Falls are by far the most common nursing home injury. About half of all long-term care residents fall every year. Mostly because of pre-existing conditions, many of these victims sustain serious injuries.
For the most part, these incidents are not “accidents.” People accidentally leave the water running. They do not accidentally slip on a wet spot and fall. The nursing home owner is usually responsible for property defects, such as the aforementioned wet spot. Typically, the nursing home owner is an out-of-state holding company. So, from a legal and practical standpoint, these claims are often complex.
Therefore, only the most experienced Indianapolis personal injury attorneys should handle these claims. In addition to these complexities, there is also a lot at stake. These victims are usually entitled to compensation for economic losses, which might include lost wages or doctor bills, and noneconomic losses, which might include loss of enjoyment of life, pain and suffering, or disfigurement. Punitive damages might be awarded, as well, but these are less common.
What Causes Nursing Home Falls?
Almost all nursing home residents have pre-existing conditions.

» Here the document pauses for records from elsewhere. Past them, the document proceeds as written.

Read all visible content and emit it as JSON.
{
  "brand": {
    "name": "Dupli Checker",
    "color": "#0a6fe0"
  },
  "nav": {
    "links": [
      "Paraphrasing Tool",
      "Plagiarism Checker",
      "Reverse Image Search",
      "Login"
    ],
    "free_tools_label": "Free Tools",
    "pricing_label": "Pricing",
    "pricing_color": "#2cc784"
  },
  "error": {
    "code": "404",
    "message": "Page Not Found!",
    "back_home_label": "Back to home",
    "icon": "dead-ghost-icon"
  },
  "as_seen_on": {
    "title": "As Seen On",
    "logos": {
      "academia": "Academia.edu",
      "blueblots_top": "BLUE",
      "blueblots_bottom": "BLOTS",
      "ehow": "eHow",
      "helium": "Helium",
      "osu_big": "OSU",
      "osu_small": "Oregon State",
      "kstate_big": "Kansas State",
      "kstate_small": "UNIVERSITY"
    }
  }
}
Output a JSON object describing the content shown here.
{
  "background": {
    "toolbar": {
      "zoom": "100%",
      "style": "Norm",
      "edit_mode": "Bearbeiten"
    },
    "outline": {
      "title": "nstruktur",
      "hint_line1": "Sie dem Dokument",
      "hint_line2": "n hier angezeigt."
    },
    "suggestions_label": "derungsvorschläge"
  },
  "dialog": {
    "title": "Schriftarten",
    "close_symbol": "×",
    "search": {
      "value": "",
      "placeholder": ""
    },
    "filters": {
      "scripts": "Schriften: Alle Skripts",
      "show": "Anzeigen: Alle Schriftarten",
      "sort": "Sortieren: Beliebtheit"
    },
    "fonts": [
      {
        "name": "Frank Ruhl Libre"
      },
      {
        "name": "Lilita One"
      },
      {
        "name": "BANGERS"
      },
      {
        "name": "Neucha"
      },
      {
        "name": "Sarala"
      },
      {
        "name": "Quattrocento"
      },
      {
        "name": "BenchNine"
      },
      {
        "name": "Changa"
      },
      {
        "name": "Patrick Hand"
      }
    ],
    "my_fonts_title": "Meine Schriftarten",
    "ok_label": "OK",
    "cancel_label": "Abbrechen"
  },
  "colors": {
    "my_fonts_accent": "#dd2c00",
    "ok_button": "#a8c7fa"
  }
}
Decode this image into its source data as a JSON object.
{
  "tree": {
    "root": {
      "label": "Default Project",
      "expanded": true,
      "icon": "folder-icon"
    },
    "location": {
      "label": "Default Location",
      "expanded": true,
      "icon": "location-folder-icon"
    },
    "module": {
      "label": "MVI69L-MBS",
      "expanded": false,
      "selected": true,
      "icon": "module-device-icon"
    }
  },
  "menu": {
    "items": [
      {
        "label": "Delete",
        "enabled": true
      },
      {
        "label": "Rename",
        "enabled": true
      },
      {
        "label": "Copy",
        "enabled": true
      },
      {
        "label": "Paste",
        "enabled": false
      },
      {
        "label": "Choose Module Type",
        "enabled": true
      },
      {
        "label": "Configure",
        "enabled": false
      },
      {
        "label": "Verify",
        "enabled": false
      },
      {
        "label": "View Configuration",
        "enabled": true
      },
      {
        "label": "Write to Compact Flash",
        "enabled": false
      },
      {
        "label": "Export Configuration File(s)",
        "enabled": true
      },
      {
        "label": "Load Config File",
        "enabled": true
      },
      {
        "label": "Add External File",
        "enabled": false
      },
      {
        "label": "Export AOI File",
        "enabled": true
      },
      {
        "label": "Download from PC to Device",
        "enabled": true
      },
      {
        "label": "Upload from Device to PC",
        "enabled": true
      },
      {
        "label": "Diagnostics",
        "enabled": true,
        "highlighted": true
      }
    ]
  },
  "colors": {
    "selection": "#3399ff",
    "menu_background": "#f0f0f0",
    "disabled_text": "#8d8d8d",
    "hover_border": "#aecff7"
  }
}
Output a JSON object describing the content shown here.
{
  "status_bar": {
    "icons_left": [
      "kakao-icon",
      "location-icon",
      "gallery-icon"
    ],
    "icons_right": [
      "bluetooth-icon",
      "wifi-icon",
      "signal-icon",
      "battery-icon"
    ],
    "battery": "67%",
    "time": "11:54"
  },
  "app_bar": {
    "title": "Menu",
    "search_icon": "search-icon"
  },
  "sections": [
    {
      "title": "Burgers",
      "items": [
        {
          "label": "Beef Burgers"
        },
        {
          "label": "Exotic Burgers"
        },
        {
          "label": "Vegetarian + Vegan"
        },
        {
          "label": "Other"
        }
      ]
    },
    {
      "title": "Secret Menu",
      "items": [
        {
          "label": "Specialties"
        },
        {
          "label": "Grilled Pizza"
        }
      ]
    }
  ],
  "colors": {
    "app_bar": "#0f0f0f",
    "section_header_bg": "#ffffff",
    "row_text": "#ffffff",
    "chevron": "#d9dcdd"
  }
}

These conditions often increase the risk of a fall as well as the resulting injuries.
Many residents suffer from Age-related Macular Degeneration. AMD blurs straight-ahead vision, which is necessary for balance. The symptoms usually are not too bad, unless the area is not well lit. Unfortunately for victims, many nursing home hallways are rather dimly lit, especially at night.
Additionally, many residents have pre-existing physical conditions, like arthritis or a previous injury. As a result, they have a much harder time recovering from a fall.
Insurance companies cannot use pre-existing conditions like these to reduce or deny compensation to victims, thanks to the eggshell skull rule. Pre-existing physical, emotional, or other conditions do not affect compensation claims. An insurance company cannot use victims’ vulnerabilities against them in court.
To determine legal duty, most jurisdictions, including Indiana, use a common law based classification system. This system has three categories:
- Invitee: An invitee has direct or indirect permission to be on the land. And, the invitee’s presence benefits the owner in some way. Nursing home residents are clearly invitees. If the victim was an invitee, the landowner had a duty of care to keep the area reasonably safe.
- Licensee: Some nursing home visitors are licensees, although they could be invitees as well. The aforementioned benefit could be economic or noneconomic, and since visitors perk up residents, the owner benefits. If the victim was a licensee (permission but no benefit), the owner had a more limited duty.
- Trespasser: In no permission and no benefit situations, the owner had no duty. Trespasser claims do not come up very frequently, especially in a nursing home fall context.
These three categories determine direct liability for fall injuries. The ultimate responsibility rests with the property owner, which is usually either a larger holding company or a landlord.
Nursing home landowners are only responsible for damages if they knew or should have known about the fall hazard. This evidence could be direct or circumstantial.
Direct evidence of actual knowledge includes things like restroom cleaning reports and unpaid repair invoices or estimates. CIrcumstantial evidence of constructive knowledge (should have known) usually involves the time-notice rule. Think of a banana peel on the floor. If the peel was black and gritty, like it had been on the floor for some time, an employee should have seen it and should have picked it up.
Reach Out to Savvy Lawyers
Nursing home fall victims are usually entitled to substantial compensation. For a free consultation with an experienced Indianapolis personal injury attorney, contact Holland & Holland. You have a limited amount of time to act.